The Dark Tower movie adaptation came and went in the summer of 2017 without much fanfare, an anemic box office tally, and a thorough drubbing by audiences and critics alike; not exactly the start you want for a franchise built on the bones of Stephen King‘s epic fantasy series. So what went wrong? A lot, in my opinion, but the project was wrong-footed from the start. Producer Ron Howard thinks he’s figured out why, though a little too late.
During a guest appearance on the Happy Sad Confused Podcast for his new documentary Pavarotti, Howard admitted that yeah, the movie really should have leaned into the source story’s horror content. He also learned, a little too late, that a focus on The Gunslinger himself, instead of his kid sidekick counterpart, would have been a better approach:
“I think it should’ve been horror. I think that it landed in a place—both in our minds and the studio’s—that it could be PG-13 and sort of a boy’s adventure… I really think we made a mistake not—I mean I’m not sure we could’ve made this movie, but I think if we could’ve made a darker, more hard-boiled look and make it The Gunslinger’s character study more than Jake.
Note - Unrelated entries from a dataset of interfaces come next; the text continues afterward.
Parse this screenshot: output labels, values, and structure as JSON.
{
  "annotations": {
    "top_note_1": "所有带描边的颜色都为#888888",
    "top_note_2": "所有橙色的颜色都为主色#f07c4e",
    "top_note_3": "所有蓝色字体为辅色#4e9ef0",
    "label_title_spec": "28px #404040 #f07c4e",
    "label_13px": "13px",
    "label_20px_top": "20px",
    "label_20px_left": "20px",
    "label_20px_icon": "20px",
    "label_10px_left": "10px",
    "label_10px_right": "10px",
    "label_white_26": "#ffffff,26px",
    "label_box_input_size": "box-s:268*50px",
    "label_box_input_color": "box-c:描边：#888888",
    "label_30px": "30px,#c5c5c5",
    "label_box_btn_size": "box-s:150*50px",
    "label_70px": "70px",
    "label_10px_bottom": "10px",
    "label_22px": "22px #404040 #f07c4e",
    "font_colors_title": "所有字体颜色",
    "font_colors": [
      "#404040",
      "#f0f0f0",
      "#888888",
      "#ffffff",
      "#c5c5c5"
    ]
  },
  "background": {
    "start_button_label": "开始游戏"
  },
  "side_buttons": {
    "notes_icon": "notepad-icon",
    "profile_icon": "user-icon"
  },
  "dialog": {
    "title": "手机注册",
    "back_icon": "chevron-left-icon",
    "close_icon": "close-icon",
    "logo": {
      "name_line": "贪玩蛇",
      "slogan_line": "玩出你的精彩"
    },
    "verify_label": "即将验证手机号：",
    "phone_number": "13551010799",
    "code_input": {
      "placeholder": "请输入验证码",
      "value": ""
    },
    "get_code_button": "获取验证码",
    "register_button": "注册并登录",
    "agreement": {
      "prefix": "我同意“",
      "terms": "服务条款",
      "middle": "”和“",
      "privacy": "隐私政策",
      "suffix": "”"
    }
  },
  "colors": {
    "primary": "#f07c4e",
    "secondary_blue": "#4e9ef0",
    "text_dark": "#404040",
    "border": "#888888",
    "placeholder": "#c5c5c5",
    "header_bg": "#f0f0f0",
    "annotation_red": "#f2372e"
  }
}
I think in retrospect that would’ve been more exciting. We always felt like we were kind of holding back something, and I think at the end of the day it was that.”
Call me crazy, but in adapting King’s horror-tinged Western series that centers on the lone Gunslinger named Roland, one would have expected the adaptation to be a horror-tinged Western that centers on the lone Gunslinger named Roland. This isn’t rocket science, but it is a fine example of too much meddling to the point that the adaptation loses what made the original story compelling in the first place.
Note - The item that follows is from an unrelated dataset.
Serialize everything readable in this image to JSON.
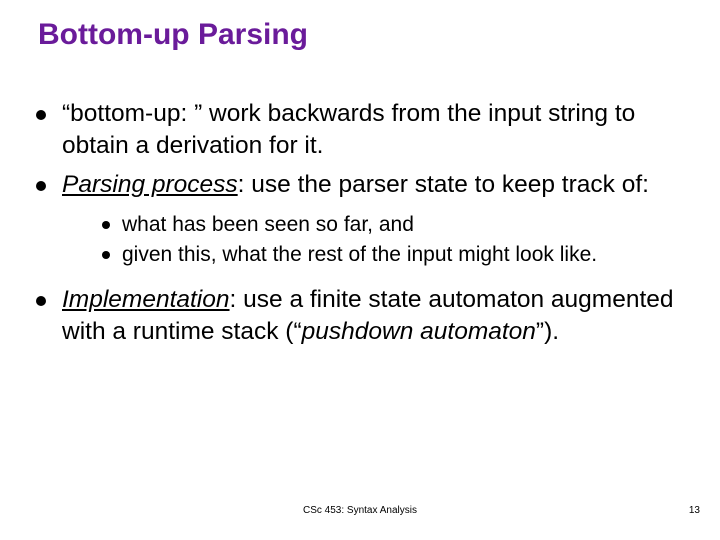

Howard admitted another error in planning, suggesting that a TV-first approach would have been a better way to conjure up interest in the sprawling franchise from the general audience:
“The other thing might’ve been to just straight-on tackle it as television first. Disappointing because I poured a lot of myself into it, and sometimes this happens on these projects where everybody’s best intentions—you’re all pulling in a direction, and then you sort of say, ‘Was that the right direction?’ And I wouldn’t say it was all compromise. I do think it was just a sense of maybe too much listening to what you think that the marketplace is calling for instead of the essence of what Stephen King was giving us.”
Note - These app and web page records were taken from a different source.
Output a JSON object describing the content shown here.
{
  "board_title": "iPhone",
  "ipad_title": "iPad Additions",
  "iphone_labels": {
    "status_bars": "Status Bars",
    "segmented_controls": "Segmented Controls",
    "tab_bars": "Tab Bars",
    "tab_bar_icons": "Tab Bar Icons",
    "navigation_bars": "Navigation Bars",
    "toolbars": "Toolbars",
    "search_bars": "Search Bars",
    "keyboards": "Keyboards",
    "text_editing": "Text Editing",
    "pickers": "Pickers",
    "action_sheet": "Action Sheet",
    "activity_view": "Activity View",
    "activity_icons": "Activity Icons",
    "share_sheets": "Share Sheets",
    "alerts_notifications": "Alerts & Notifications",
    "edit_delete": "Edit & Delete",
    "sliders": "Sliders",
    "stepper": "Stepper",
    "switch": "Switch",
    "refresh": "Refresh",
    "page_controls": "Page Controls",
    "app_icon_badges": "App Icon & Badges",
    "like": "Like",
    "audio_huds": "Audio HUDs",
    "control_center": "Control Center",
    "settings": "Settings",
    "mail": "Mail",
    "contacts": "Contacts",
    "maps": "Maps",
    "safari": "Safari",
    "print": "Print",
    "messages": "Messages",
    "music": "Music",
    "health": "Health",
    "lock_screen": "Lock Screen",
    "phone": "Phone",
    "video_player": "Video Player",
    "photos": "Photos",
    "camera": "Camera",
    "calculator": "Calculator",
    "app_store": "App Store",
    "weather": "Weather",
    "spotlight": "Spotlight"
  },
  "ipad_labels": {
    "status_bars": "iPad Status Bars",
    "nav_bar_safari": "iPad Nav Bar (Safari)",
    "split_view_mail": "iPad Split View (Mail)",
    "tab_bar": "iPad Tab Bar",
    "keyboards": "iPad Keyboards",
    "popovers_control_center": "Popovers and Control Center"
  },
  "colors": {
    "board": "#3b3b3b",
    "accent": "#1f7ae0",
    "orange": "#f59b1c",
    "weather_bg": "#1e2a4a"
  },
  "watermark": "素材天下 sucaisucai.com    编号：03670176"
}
It’s a real shame that what seemed clear and obvious to millions of King fans around the world when it came to adapting The Dark Tower was so far from the minds of the movie’s creative team until well after it was a certified flop. Next up: The Dark Tower TV series set to arrive on Amazon next year and act as a prequel to the movie itself. Second time’s the charm?